“They keep saying ‘we need two or three quotes’ from contractors. But there arne’t two or three landscapers around here. Maybe one or two. When they get those quotes they say ‘that’s too much, we’re not even going to touch that.’ My personal feeling is we’re being stonewalled and they’re waiting for people to wear down and so they don’t have to do it, and they won’t have to pay for anything.”
Lambert said most people are tired of the application process and want to clean up the fireguards themselves but they don’t have the right heavy machinery for the task.
Meanwhile, the fireguards are a burden on Southside residents.
“A lot of it is psychological. It reminds them of the fires,” Lambert explained. “When you look our your window and you see a big hump all around your house – you relive that everyday you look out your window. The other part is that it’s an eyesore and if you ever wanted to sell your property you’ve got to have that fixed.”
BCWS crews built a fireguard around the home of Pat Kalaman while she was evacuated last summer.
“I came back to my house and the guard was there. No one told me they were building it. I didn’t know they were doing individual houses. [It’s] right around my house. Sixty-one metres, 4 metres wide, around the home. Twenty metres of my fence is broken down,” said Kalaman, who lives near Wisteria.

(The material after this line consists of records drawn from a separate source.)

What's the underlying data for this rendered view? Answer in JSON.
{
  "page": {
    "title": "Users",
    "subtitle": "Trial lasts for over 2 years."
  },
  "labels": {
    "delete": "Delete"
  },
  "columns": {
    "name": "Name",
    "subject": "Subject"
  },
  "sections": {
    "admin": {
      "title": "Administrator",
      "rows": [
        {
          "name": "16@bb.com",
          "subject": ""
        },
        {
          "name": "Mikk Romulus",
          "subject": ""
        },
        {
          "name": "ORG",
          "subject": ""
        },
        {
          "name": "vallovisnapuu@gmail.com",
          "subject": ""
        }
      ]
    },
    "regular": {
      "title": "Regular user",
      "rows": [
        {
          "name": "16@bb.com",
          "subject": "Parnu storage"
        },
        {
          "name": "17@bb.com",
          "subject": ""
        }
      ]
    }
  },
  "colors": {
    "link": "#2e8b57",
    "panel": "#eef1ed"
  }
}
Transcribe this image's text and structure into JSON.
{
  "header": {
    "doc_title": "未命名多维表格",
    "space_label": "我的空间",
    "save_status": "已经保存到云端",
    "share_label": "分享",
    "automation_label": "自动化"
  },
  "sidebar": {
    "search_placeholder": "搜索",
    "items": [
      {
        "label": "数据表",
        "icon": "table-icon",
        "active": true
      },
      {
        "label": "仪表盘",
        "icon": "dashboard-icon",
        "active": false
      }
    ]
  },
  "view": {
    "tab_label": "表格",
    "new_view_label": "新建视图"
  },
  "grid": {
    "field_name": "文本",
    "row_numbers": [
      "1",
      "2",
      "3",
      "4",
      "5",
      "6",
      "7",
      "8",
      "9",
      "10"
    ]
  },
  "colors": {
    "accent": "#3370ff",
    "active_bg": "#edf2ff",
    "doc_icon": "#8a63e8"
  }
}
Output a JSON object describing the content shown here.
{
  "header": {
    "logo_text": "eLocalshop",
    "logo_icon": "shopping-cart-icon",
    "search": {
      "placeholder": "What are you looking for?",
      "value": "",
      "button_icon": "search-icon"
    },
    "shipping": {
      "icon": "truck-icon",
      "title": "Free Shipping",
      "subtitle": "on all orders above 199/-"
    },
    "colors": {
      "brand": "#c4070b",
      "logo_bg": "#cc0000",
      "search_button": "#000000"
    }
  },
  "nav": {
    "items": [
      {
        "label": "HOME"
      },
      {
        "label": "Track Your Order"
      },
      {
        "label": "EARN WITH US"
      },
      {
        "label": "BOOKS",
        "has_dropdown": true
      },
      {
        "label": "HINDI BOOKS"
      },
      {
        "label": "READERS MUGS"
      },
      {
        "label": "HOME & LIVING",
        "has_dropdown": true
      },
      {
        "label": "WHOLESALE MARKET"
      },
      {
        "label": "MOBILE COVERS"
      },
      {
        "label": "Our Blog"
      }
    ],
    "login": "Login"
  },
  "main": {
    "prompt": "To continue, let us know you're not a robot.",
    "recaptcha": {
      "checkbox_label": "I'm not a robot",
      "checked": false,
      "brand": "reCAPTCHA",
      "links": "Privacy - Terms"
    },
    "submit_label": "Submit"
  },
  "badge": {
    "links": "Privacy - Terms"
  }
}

The contractors she has spoken to about the work became discouraged by what she said was the red tape and bureaucracy in the application process.
“It’s like batting your head against the wall. You don’t get anywhere. They obliviously sent equipment in here to do this. They should send guys back to clean it up. It’s the same with my neighbours. They’re in the same situation.”
In response, BCWS said it can’t address the situation with individual properties out of privacy concerns.
However, the service is responsible for government-constructed fireguards, said Jessica McDiarmid, Information Officer with the Northwest Fire Centre.
“It is the BC Wildfire Service’s aim to provide fair, consistent compensation to repair government constructed fireguards in a timely manner. All contractor quotes are reviewed to ensure they are financially responsible and comply with the requirements of the Wildfire Act and Wildfire Regulations. Section 15 of the Wildfire Regulation prevents the government from paying for aesthetic repairs, indirect or consequential damage to property, or reforestation costs.”
McDiarmid also referred to a letter by Jim D’Andrea, Resource Manager with the Skeena Region Wildfire Suppression Rehabilitation, in which he said the rehabilitation work depends on several factors – including the weather – and has to wait until decked timber is removed from the fireguards.
The magnitude of timber volume to be managed, mill yard capacity, recent milling curtailments, and both seasonal and unique weather conditions have affected timelines for machine work to start work on the fire guards.
The information officer said people with concerns about fireguards on their properties can contact BCWSClaims2018@gov.bc.ca.